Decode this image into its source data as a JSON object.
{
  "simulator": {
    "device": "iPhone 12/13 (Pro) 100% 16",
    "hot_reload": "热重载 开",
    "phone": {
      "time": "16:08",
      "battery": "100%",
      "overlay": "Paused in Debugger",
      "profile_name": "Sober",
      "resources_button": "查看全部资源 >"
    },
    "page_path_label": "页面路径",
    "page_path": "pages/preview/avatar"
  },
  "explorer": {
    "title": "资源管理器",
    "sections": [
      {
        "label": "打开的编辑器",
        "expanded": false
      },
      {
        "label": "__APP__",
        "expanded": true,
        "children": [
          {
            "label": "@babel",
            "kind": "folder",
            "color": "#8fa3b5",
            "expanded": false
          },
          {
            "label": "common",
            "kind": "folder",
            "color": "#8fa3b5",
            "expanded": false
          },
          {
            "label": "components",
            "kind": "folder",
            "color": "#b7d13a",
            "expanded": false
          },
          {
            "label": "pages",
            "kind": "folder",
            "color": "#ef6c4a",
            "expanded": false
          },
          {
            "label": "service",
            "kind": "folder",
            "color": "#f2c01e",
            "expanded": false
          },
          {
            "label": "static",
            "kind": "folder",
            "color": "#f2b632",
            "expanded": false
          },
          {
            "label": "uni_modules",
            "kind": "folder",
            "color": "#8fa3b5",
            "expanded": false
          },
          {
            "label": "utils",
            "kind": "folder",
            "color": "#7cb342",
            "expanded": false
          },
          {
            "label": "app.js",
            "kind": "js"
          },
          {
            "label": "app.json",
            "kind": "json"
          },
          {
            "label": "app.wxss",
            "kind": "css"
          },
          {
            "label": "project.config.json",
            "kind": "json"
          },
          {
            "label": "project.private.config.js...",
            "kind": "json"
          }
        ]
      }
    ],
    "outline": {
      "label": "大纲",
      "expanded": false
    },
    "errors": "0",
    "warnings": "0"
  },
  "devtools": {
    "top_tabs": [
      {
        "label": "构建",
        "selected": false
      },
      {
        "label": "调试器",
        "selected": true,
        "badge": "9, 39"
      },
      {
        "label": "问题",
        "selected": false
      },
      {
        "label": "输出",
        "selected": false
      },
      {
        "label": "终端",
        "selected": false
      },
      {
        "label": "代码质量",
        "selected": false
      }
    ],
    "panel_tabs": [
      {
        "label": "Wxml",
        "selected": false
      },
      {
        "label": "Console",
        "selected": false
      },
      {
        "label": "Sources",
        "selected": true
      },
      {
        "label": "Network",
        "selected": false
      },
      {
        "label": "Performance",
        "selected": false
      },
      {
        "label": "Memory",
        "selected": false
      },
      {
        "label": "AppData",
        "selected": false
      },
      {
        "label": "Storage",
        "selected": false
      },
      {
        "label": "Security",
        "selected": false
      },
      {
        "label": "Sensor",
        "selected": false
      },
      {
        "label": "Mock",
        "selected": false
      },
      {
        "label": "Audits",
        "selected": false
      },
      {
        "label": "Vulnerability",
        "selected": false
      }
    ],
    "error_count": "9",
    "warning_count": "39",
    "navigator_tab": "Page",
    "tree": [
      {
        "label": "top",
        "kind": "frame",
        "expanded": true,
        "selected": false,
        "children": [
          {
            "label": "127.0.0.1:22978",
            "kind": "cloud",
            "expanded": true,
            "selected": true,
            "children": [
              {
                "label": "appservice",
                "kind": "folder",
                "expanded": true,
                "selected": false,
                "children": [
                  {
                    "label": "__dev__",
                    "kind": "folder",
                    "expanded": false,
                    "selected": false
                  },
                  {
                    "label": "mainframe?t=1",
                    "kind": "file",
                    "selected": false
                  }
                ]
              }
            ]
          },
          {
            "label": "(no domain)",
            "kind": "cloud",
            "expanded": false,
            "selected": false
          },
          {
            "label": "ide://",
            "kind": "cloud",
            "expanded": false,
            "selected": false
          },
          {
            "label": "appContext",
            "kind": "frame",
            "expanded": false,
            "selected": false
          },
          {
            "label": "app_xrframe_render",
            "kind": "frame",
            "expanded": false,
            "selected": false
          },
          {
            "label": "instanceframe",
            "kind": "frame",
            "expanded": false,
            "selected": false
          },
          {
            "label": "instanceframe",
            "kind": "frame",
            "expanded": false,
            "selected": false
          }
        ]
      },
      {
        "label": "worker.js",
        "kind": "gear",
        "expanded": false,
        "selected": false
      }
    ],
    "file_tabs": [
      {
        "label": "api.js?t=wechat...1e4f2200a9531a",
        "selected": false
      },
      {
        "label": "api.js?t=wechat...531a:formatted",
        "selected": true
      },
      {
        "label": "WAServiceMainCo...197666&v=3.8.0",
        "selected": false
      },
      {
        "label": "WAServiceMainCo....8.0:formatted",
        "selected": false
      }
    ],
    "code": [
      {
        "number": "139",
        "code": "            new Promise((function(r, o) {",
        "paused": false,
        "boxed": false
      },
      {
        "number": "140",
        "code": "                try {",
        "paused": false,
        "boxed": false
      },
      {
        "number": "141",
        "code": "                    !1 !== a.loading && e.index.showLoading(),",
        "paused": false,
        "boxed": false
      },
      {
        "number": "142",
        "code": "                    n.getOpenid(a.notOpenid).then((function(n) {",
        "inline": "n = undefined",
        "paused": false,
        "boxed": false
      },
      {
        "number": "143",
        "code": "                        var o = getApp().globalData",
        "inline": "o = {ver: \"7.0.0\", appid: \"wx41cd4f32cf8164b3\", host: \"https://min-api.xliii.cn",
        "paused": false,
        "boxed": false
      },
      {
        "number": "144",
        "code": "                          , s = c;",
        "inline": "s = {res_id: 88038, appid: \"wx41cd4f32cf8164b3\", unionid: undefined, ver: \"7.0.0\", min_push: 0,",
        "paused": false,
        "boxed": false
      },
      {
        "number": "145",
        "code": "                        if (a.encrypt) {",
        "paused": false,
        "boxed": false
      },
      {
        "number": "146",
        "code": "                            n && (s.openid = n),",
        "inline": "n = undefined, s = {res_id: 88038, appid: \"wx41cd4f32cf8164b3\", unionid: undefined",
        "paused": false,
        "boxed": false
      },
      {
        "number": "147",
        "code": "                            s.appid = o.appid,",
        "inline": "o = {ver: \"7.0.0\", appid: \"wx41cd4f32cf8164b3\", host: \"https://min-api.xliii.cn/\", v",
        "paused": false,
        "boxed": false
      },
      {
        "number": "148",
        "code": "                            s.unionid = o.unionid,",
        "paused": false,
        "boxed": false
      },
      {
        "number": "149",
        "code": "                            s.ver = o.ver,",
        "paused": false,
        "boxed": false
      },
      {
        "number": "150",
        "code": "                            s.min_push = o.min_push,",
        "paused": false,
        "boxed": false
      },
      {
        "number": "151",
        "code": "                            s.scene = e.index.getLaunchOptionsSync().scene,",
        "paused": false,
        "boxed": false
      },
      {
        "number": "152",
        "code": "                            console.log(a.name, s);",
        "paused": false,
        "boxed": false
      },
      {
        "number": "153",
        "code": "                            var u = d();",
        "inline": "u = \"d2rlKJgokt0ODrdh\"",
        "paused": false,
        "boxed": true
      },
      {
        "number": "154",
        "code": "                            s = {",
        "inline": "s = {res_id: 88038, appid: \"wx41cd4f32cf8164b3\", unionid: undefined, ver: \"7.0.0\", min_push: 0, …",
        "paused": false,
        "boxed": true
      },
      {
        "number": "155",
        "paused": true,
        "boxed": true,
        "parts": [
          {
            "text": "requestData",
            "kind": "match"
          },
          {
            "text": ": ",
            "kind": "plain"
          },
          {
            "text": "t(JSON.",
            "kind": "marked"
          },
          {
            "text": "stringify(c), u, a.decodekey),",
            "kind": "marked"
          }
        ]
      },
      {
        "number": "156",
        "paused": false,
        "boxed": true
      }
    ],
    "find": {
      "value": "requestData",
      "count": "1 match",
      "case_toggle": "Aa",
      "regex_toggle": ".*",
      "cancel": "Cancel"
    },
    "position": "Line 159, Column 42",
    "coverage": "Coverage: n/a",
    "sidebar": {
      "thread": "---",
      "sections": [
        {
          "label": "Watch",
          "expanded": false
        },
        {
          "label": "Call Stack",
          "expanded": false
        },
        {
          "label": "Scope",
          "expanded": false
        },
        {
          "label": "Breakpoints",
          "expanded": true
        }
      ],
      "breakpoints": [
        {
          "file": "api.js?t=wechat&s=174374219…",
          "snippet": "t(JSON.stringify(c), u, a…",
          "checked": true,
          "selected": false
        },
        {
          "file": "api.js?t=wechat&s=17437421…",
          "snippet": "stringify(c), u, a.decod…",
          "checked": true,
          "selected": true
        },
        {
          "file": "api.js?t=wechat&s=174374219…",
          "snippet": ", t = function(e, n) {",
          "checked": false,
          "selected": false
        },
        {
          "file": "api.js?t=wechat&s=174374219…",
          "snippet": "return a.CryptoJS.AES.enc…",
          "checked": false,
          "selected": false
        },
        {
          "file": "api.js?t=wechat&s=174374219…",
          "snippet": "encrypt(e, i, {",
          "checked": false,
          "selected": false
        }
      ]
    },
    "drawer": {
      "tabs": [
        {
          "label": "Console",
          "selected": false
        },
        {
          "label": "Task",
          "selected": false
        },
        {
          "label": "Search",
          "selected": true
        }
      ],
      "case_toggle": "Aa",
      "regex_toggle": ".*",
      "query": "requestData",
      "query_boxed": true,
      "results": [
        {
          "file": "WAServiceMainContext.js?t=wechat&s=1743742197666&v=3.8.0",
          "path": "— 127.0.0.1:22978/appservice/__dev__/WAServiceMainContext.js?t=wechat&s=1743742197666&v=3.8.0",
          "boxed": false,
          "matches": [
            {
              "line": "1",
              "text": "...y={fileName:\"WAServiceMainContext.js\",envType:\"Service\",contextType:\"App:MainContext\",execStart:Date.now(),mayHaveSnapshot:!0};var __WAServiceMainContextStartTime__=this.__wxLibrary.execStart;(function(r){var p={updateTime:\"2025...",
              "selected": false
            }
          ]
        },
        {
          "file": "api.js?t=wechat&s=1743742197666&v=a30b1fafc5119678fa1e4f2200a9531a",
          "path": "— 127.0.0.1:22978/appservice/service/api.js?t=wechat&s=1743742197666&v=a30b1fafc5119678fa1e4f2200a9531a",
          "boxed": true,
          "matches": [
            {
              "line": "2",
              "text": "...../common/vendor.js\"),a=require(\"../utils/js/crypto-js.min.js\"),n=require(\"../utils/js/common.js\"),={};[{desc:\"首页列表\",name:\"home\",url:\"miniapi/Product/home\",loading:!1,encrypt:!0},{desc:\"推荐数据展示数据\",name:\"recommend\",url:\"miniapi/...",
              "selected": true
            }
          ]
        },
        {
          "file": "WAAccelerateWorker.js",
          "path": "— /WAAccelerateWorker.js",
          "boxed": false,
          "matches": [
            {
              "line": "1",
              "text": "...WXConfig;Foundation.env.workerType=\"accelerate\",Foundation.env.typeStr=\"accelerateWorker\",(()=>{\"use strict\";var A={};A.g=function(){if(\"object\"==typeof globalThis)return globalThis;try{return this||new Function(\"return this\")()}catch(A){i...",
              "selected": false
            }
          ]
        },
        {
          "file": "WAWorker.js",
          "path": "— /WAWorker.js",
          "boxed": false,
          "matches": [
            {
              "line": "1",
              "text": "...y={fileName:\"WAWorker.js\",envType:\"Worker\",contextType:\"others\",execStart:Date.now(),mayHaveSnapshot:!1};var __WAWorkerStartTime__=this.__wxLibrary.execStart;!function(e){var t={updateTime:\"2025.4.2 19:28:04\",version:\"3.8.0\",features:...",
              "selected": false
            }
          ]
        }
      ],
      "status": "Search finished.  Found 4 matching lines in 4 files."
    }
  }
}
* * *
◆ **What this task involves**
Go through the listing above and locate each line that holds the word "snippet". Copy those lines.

◆ **Task response**
          "snippet": "t(JSON.stringify(c), u, a…",
          "snippet": "stringify(c), u, a.decod…",
          "snippet": ", t = function(e, n) {",
          "snippet": "return a.CryptoJS.AES.enc…",
          "snippet": "encrypt(e, i, {",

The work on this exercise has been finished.